An urgent requirement now is to bring other information systems to a similar level of development particularly in the area of Primary Care. This poses a major challenge, but also promises major benefits. The overwhelming majority of contacts with the health services are at primary care level (an estimated 16 million GP visits per year). Good information would provide an unparalleled resource in public health terms but also in the coordination of service delivery.

A Primary Care Strategy was launched in conjunction with the Health Strategy. Its proposals for a team-based approach will depend critically on the effective development and use of information. Progress toward the implementation of unique patient identifiers is considered essential if we are to realise the benefits of shared-care arrangements and maximise the potential of health information.

I understand that the HIPE system which collects information on both public and private patients attending public hospitals has also taken some steps towards including private hospitals within the system. This is a welcome development. Information on private health care at all levels is crucial in facilitating shared care, as mentioned above, and in obtaining a complete picture of health in Ireland.

The development of comparable health information across the whole island of Ireland is also seen as increasingly important given the many common all-Ireland health issues and problems. The Institute of Public Health has made a good start to this process and is well placed to carry this work forward. It should also be noted that the new EU Public Health Programme places improved information at the centre of its agenda in order to measure health differences and evaluate performance between countries.

The Health Strategy states that, “Information plays a central role in supporting strategic goals and in underpinning the principles of the Health Strategy. It must not be seen merely as an add-on”. The implementation of the National Health Information Strategy will be critical in ensuring that information remains central and is appropriately resourced and developed. Acute hospital activity will quite obviously continue to be an essential part of that framework.

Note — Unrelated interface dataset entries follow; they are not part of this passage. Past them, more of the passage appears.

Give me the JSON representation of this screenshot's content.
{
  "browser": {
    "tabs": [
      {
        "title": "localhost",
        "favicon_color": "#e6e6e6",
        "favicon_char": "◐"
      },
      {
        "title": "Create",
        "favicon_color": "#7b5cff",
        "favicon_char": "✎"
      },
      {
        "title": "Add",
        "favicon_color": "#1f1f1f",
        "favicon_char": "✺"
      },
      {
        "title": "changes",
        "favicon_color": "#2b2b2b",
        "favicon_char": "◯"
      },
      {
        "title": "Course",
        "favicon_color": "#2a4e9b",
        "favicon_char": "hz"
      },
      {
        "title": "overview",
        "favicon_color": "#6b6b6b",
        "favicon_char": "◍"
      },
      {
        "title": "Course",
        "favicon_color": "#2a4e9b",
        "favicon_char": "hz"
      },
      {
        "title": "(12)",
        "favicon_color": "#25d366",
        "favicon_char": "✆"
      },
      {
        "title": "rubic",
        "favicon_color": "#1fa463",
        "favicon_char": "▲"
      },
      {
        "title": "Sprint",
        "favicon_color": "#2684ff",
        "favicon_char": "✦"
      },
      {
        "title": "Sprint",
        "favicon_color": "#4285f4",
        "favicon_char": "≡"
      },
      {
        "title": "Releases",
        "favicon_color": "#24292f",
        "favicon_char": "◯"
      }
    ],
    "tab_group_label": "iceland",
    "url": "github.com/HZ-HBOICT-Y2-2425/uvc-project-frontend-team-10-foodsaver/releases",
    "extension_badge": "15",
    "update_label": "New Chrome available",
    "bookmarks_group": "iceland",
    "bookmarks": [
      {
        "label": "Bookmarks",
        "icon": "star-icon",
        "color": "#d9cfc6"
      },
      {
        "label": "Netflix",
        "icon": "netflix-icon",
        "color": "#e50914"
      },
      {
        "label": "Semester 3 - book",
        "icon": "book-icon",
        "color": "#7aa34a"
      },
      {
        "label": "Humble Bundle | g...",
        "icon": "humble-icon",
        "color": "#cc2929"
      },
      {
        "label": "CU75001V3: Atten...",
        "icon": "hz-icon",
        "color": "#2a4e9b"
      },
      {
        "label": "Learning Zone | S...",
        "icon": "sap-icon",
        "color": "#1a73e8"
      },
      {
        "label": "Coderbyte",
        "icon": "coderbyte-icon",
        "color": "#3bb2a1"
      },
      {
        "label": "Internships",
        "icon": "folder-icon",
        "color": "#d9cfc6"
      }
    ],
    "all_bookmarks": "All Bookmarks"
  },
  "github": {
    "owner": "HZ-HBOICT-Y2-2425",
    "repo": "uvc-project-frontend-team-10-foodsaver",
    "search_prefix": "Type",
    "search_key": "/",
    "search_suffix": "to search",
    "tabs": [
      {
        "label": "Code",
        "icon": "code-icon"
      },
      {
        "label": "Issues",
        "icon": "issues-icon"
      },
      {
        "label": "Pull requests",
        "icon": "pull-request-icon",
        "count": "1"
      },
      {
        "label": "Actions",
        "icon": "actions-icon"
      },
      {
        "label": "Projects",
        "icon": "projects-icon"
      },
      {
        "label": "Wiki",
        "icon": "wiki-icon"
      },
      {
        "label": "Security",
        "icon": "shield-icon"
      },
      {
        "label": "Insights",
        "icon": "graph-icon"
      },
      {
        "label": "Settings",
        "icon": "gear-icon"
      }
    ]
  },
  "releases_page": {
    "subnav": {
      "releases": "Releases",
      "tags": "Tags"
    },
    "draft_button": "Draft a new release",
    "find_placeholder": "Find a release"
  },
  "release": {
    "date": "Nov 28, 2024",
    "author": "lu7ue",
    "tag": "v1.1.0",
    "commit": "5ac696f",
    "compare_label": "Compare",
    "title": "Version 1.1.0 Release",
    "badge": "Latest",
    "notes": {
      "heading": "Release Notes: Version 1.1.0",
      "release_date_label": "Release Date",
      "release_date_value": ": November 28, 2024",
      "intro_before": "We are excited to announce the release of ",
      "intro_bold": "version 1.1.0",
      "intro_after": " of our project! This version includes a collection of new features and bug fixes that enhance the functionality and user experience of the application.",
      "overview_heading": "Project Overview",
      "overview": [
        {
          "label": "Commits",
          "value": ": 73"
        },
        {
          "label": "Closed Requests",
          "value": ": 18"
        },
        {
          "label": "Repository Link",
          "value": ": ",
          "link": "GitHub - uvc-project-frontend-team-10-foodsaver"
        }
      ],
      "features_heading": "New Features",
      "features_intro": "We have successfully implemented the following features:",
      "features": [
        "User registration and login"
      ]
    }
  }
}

It only remains for me to congratulate Professor Wiley and the dedicated staff of the HIPE Unit for the production of this valuable report, and I look forward to the continued successful development and application of hospital activity data for the benefit of all.